"This is really a very ridiculous situation," Yates said, after reciting a brief chronology of government blunders in dealing with the once-great train station, which were revealed recently in The Washington Post. He mentioned that the government spent $9.1 million for an elaborate renovation of the imposing building in the mid-1970s, but only $69,000 for minimum temporary repairs to the roof. As a result of ignoring the roof, rain leakage has ruined nearly all of the $9.1 million in renovation work.

Last work Congress authorized $11 million to repair the roof and pay for other structural repairs, but the money has not been appropriated. Yates told the park service yesterday to come back to his subcomittee on March 6 with detailed information on how the $11 million in emergency repair funds should be spent.

Congress has already spent or committed itself to spend $117 million in a project that has actually helped to destroy the architecturally imposing station and build one of world's most expensive, uncompleted parking garages. Under a 25-year deal with the railroads that owned Union Station, the federal government is bound to pay $3.3 million a year, beginning in 1976, to lease the building, even if it falls down.

Yesterday, one of the two original owners of the station, the Penn Central Corp., offered to sell the station to the government at a reduced price. Harvey Shipman of Penn Central told the subcommittee that if the government brought the station outright during the next six years, it could save up to $27.8 million, The Chessie System, the other co-owner of the station, also was said to favor the offer.
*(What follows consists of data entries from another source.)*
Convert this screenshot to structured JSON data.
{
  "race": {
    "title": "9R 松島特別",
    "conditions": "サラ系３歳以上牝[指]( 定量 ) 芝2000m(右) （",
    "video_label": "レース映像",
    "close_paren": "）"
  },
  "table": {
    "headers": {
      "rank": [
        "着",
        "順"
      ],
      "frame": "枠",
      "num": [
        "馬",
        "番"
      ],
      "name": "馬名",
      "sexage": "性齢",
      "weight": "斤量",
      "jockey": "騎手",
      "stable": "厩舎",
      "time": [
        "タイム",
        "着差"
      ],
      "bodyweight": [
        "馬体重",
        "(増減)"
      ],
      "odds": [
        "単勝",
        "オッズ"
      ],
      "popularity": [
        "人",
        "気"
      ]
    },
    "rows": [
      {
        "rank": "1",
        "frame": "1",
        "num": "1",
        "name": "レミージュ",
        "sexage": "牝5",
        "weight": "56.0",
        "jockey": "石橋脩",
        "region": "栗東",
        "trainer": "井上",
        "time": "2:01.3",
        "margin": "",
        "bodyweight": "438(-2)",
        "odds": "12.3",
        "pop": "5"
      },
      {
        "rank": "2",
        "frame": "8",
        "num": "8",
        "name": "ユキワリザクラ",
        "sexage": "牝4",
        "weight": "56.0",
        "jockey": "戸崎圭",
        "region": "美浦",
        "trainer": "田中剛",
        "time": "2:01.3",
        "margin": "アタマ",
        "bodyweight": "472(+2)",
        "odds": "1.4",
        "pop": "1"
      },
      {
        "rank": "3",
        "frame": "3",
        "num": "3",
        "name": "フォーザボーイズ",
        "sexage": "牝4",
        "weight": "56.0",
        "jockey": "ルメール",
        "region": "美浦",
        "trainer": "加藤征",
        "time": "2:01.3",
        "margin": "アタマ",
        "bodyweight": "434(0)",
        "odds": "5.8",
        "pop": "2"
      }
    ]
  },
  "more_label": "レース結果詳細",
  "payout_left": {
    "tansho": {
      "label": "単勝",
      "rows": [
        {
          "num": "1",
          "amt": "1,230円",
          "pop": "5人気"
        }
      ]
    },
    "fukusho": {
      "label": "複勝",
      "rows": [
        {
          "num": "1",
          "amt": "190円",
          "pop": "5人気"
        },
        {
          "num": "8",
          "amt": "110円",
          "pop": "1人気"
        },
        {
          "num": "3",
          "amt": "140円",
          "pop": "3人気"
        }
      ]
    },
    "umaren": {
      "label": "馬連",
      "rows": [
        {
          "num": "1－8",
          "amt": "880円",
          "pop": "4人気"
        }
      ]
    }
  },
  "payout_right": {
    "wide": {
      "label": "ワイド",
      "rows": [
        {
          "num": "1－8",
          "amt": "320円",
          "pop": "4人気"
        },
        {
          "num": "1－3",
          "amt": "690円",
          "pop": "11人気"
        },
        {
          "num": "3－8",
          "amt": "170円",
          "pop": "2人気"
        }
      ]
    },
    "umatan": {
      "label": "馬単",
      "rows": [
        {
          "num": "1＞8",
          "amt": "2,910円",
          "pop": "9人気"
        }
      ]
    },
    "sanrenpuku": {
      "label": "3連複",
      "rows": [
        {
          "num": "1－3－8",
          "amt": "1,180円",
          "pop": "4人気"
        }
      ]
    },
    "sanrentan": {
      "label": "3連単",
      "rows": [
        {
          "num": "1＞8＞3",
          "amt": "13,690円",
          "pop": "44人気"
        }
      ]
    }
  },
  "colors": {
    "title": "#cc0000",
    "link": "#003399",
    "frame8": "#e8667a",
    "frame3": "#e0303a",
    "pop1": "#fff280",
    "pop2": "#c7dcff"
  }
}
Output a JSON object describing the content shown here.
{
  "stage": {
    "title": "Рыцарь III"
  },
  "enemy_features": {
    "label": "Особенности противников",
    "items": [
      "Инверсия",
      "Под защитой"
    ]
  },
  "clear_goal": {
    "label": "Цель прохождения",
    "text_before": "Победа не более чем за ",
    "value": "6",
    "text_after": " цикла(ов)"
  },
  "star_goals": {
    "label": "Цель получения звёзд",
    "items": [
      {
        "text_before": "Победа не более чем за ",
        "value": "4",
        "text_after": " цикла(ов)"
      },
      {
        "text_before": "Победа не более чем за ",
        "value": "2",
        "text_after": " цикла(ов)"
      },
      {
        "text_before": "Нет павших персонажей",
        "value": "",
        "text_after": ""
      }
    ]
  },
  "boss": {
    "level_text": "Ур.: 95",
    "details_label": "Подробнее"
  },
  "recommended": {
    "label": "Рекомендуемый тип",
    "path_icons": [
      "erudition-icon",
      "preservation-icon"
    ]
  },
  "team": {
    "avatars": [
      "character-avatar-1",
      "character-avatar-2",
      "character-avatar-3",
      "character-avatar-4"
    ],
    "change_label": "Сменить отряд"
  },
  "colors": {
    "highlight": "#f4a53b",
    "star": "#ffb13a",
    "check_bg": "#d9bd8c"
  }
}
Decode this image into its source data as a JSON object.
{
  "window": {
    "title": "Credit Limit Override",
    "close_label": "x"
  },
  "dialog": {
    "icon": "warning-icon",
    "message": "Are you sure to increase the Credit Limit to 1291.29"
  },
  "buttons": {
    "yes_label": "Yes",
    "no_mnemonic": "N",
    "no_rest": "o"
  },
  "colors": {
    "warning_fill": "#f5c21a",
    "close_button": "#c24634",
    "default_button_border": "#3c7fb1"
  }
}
In the Senate on Tuesday, a $40 million bill was introduced to renovate Union Station, converting it back to the working train terminal it was before Congress got involved. If passed, that measure could bring the total cost of the federal government's dealings at Union Station to almost $180 million.